There are many ways to interpret how to beat anxiety and depression but we will discuss 5 of them on this article. This is a very relevant topic nowadays. This is because of the disruptions brought by the COVID pandemic. It altered our entire way of living. This includes the way we work or study, to the way we go to stores and different places. These stressful times also include the huge emotional toll of losing loved ones due to the disease, and the continuing threat to our own health. To say that it changed the way we live is an understatement. This challenging era makes it all the more necessary for us to find ways of increasing our resilience. Part of this mindset if taking care of our mental health. Here are some ways in which you can beat depression and anxiety and take back control of your life, or at least, some aspects of it:
How to beat anxiety and depression: 5 Ways
Re-framing stress and other negative thoughts
Chronic stress result in faster aging on a cellular level. In the book, The Telomere Effect, authors Dr. Elizabeth Blackburn, Ph.D and Elissa Epel, Ph.D, dig deep into the causes of cellular aging and different ways to address those problems. Studies have shown that reframing stress as a “challenge” can minimize this aging process, or even reverse it. Negative thoughts, on the other hand, only add value when they make you think about things you can improve on and are within your control. Otherwise, there is no value you can get when playing and replaying negative thoughts in your mind. When feeling a negative emotion, ask what evidence makes it true, then what evidence makes it not true. And then, you can ask what’s a different way to look at the situation. The point of challenging your thoughts is just to help you remember that there’s usually more than one way to interpret a negative feeling or situation. Sometimes, negative thoughts are simply your subjective way of looking at things.
By practicing mindful analysis of negative thoughts, you can discover which of them are true and which are not true, and then you can banish those negative thoughts.

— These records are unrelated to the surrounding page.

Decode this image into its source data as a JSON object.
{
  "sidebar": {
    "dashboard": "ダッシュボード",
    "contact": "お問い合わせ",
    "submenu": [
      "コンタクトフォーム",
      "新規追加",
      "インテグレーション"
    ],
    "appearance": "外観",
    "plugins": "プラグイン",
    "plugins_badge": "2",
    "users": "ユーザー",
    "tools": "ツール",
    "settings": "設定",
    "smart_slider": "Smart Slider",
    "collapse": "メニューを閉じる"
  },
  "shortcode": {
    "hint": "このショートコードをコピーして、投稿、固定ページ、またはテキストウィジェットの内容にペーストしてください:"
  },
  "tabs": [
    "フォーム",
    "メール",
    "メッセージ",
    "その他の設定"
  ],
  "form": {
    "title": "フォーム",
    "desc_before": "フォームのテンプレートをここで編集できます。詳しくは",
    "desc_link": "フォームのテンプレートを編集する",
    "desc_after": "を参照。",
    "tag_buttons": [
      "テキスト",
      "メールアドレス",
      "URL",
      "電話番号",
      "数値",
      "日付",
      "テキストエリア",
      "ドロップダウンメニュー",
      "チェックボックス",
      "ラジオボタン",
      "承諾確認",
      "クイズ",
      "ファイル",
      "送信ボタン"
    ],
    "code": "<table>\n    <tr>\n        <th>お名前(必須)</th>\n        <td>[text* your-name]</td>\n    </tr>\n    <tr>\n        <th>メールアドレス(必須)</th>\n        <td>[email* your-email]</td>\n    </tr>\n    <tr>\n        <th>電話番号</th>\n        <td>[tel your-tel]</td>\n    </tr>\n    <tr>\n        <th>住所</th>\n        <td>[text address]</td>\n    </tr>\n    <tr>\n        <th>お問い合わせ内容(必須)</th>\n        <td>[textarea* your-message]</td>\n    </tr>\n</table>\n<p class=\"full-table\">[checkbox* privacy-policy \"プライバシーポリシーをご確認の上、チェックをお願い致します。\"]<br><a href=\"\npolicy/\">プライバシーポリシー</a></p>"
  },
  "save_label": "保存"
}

For the negative things which are true, ask if you can do anything about them, then create a specific plan of action to address those problems. This practice helps offload mentally draining weight from your mind. This practice has also been proven to reduce aging on a cellular level.
Release the things you cannot control
One of the central ideas of Stoicism, focusing on things you can control and just releasing things and thoughts which is outside of your control, will open-up huge emotional and brain capacity. Much like the computer’s CPU or central processing unit, releasing resources, in this case, our mind’s focus and attention, will allow us to weather tougher times as we reserve our precious resilience “muscle” for things that we can actually influence. For example, other people’s reactions are to some degree, within our influence. But let’s be honest, their ultimate reaction and opinion will still be based on their unique state of mind, upbringing, culture or current life situation. There are just too many variables outside of our direct control. We cannot predict how other people will ultimately react so it’s futile to try to even control that aspect. Another example are environmental factors which are too huge for a human being to control: the weather, accidents, traffic. These might have negative effects on our well-being but we cannot really do anything to direct them to the outcomes we want. What we can control is how we view things differently. To see opportunities where others can’t. The first tip on this blog is relevant for that mindset: reframing negative thoughts.
Create a well-structured day
Creating a schedule gives the mind a certain level of predictability. Instead of being in a heightened state throughout the day, having a consistent schedule reduces anxiety because you allot a time for everything. Instead of thinking about things you might have forgotten to do, having a well-structed day assures your mind that everything will be taken care of at their own time. This system also applies to how you track your tasks. Taking down notes or using apps that allow you to track your tasks easily also helps with this sense of “structure”. It also offloads huge amounts of worry and emotion onto a physical and external object rather than having them occupy precious brain space.
Look at what’s already there
Optimism is good when used is the correct way. Yes, there’s a thing called “toxic positivity”, and that should be avoided at all costs. Optimism must be coupled with being realistic, acknowledging risks and creating action plans to mitigate those risks. Looking at our “blessings”, and the things we already have gives us much needed energy boost especially these days when negative and depressing news abound. We have to counter those negative vibes with realistic positivity.
There are other effective ways to combat anxiety and depression and the above ideas are some of them. The key take-away is that we can do something about our problems if we take appropriate actions. Remember to seek professional help when these steps don’t change your situation.